Task instructions |
An exact copy of every record is needed.

Task inputs |
————————

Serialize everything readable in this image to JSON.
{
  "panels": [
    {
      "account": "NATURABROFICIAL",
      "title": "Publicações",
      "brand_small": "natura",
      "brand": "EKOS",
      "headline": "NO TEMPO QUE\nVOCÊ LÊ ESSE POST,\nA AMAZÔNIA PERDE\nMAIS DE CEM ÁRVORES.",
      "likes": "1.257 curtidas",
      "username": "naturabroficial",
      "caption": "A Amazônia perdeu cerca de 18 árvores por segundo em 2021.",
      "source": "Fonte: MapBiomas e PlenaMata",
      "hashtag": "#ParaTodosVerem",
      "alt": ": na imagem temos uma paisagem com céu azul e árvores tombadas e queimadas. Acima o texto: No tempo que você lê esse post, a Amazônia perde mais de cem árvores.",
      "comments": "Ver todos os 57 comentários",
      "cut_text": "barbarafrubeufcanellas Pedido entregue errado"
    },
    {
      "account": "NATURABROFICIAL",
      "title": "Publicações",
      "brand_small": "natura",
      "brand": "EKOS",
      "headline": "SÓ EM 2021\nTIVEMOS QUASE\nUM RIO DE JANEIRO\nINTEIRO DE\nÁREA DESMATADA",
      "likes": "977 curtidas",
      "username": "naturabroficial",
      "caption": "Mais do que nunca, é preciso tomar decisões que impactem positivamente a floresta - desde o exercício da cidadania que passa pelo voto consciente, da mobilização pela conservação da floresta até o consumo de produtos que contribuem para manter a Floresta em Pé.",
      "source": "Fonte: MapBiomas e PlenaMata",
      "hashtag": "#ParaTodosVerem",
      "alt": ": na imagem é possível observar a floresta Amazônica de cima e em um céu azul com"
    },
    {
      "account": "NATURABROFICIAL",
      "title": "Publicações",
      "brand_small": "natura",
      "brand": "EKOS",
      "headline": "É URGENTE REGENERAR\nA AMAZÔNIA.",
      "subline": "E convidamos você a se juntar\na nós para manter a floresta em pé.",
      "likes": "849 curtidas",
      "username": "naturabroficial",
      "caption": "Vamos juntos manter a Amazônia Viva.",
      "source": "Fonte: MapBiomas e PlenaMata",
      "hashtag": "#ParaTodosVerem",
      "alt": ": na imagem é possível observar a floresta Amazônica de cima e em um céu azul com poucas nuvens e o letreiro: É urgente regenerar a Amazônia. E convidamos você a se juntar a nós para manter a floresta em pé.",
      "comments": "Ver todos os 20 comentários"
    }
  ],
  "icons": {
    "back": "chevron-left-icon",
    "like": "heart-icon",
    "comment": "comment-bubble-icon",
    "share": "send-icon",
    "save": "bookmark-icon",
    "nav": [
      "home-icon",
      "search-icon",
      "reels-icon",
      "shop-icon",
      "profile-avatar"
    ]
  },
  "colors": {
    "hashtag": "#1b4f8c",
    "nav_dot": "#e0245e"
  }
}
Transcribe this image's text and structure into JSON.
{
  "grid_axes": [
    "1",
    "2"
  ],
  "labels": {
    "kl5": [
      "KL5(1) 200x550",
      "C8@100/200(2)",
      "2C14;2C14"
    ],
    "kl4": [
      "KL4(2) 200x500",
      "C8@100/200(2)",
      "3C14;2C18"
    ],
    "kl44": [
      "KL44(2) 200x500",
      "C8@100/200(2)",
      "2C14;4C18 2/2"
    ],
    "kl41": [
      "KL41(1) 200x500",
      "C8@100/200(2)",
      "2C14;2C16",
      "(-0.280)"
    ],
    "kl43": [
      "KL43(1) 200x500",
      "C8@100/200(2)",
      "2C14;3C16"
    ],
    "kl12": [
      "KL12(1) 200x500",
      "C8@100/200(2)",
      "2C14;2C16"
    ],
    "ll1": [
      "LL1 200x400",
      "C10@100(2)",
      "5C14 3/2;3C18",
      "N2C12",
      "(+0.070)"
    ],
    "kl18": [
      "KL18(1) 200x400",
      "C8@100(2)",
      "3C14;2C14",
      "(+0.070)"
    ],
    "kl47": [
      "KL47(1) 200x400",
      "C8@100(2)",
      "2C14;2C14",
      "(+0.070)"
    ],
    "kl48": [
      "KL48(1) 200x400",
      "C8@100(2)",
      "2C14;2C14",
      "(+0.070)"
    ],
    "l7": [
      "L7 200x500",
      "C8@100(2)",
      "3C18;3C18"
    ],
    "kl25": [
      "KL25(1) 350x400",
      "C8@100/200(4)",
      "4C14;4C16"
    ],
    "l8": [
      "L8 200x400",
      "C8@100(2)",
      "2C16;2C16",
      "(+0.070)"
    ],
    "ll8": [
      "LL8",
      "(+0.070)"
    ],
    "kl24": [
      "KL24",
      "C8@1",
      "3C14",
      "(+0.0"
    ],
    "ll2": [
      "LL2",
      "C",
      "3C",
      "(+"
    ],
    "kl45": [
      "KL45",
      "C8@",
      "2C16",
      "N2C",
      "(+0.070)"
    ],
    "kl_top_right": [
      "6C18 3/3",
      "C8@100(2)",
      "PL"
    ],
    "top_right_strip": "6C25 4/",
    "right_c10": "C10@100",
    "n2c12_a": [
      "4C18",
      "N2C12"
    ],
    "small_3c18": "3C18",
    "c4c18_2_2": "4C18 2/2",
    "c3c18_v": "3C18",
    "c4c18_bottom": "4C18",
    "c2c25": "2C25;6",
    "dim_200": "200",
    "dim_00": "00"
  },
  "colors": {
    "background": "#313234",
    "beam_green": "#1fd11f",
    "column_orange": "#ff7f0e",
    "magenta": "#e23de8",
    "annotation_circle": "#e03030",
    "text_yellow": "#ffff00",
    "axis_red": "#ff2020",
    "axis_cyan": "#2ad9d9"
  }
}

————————

Task response |
Serialize everything readable in this image to JSON.
{
  "panels": [
    {
      "account": "NATURABROFICIAL",
      "title": "Publicações",
      "brand_small": "natura",
      "brand": "EKOS",
      "headline": "NO TEMPO QUE\nVOCÊ LÊ ESSE POST,\nA AMAZÔNIA PERDE\nMAIS DE CEM ÁRVORES.",
      "likes": "1.257 curtidas",
      "username": "naturabroficial",
      "caption": "A Amazônia perdeu cerca de 18 árvores por segundo em 2021.",
      "source": "Fonte: MapBiomas e PlenaMata",
      "hashtag": "#ParaTodosVerem",
      "alt": ": na imagem temos uma paisagem com céu azul e árvores tombadas e queimadas. Acima o texto: No tempo que você lê esse post, a Amazônia perde mais de cem árvores.",
      "comments": "Ver todos os 57 comentários",
      "cut_text": "barbarafrubeufcanellas Pedido entregue errado"
    },
    {
      "account": "NATURABROFICIAL",
      "title": "Publicações",
      "brand_small": "natura",
      "brand": "EKOS",
      "headline": "SÓ EM 2021\nTIVEMOS QUASE\nUM RIO DE JANEIRO\nINTEIRO DE\nÁREA DESMATADA",
      "likes": "977 curtidas",
      "username": "naturabroficial",
      "caption": "Mais do que nunca, é preciso tomar decisões que impactem positivamente a floresta - desde o exercício da cidadania que passa pelo voto consciente, da mobilização pela conservação da floresta até o consumo de produtos que contribuem para manter a Floresta em Pé.",
      "source": "Fonte: MapBiomas e PlenaMata",
      "hashtag": "#ParaTodosVerem",
      "alt": ": na imagem é possível observar a floresta Amazônica de cima e em um céu azul com"
    },
    {
      "account": "NATURABROFICIAL",
      "title": "Publicações",
      "brand_small": "natura",
      "brand": "EKOS",
      "headline": "É URGENTE REGENERAR\nA AMAZÔNIA.",
      "subline": "E convidamos você a se juntar\na nós para manter a floresta em pé.",
      "likes": "849 curtidas",
      "username": "naturabroficial",
      "caption": "Vamos juntos manter a Amazônia Viva.",
      "source": "Fonte: MapBiomas e PlenaMata",
      "hashtag": "#ParaTodosVerem",
      "alt": ": na imagem é possível observar a floresta Amazônica de cima e em um céu azul com poucas nuvens e o letreiro: É urgente regenerar a Amazônia. E convidamos você a se juntar a nós para manter a floresta em pé.",
      "comments": "Ver todos os 20 comentários"
    }
  ],
  "icons": {
    "back": "chevron-left-icon",
    "like": "heart-icon",
    "comment": "comment-bubble-icon",
    "share": "send-icon",
    "save": "bookmark-icon",
    "nav": [
      "home-icon",
      "search-icon",
      "reels-icon",
      "shop-icon",
      "profile-avatar"
    ]
  },
  "colors": {
    "hashtag": "#1b4f8c",
    "nav_dot": "#e0245e"
  }
}
Transcribe this image's text and structure into JSON.
{
  "grid_axes": [
    "1",
    "2"
  ],
  "labels": {
    "kl5": [
      "KL5(1) 200x550",
      "C8@100/200(2)",
      "2C14;2C14"
    ],
    "kl4": [
      "KL4(2) 200x500",
      "C8@100/200(2)",
      "3C14;2C18"
    ],
    "kl44": [
      "KL44(2) 200x500",
      "C8@100/200(2)",
      "2C14;4C18 2/2"
    ],
    "kl41": [
      "KL41(1) 200x500",
      "C8@100/200(2)",
      "2C14;2C16",
      "(-0.280)"
    ],
    "kl43": [
      "KL43(1) 200x500",
      "C8@100/200(2)",
      "2C14;3C16"
    ],
    "kl12": [
      "KL12(1) 200x500",
      "C8@100/200(2)",
      "2C14;2C16"
    ],
    "ll1": [
      "LL1 200x400",
      "C10@100(2)",
      "5C14 3/2;3C18",
      "N2C12",
      "(+0.070)"
    ],
    "kl18": [
      "KL18(1) 200x400",
      "C8@100(2)",
      "3C14;2C14",
      "(+0.070)"
    ],
    "kl47": [
      "KL47(1) 200x400",
      "C8@100(2)",
      "2C14;2C14",
      "(+0.070)"
    ],
    "kl48": [
      "KL48(1) 200x400",
      "C8@100(2)",
      "2C14;2C14",
      "(+0.070)"
    ],
    "l7": [
      "L7 200x500",
      "C8@100(2)",
      "3C18;3C18"
    ],
    "kl25": [
      "KL25(1) 350x400",
      "C8@100/200(4)",
      "4C14;4C16"
    ],
    "l8": [
      "L8 200x400",
      "C8@100(2)",
      "2C16;2C16",
      "(+0.070)"
    ],
    "ll8": [
      "LL8",
      "(+0.070)"
    ],
    "kl24": [
      "KL24",
      "C8@1",
      "3C14",
      "(+0.0"
    ],
    "ll2": [
      "LL2",
      "C",
      "3C",
      "(+"
    ],
    "kl45": [
      "KL45",
      "C8@",
      "2C16",
      "N2C",
      "(+0.070)"
    ],
    "kl_top_right": [
      "6C18 3/3",
      "C8@100(2)",
      "PL"
    ],
    "top_right_strip": "6C25 4/",
    "right_c10": "C10@100",
    "n2c12_a": [
      "4C18",
      "N2C12"
    ],
    "small_3c18": "3C18",
    "c4c18_2_2": "4C18 2/2",
    "c3c18_v": "3C18",
    "c4c18_bottom": "4C18",
    "c2c25": "2C25;6",
    "dim_200": "200",
    "dim_00": "00"
  },
  "colors": {
    "background": "#313234",
    "beam_green": "#1fd11f",
    "column_orange": "#ff7f0e",
    "magenta": "#e23de8",
    "annotation_circle": "#e03030",
    "text_yellow": "#ffff00",
    "axis_red": "#ff2020",
    "axis_cyan": "#2ad9d9"
  }
}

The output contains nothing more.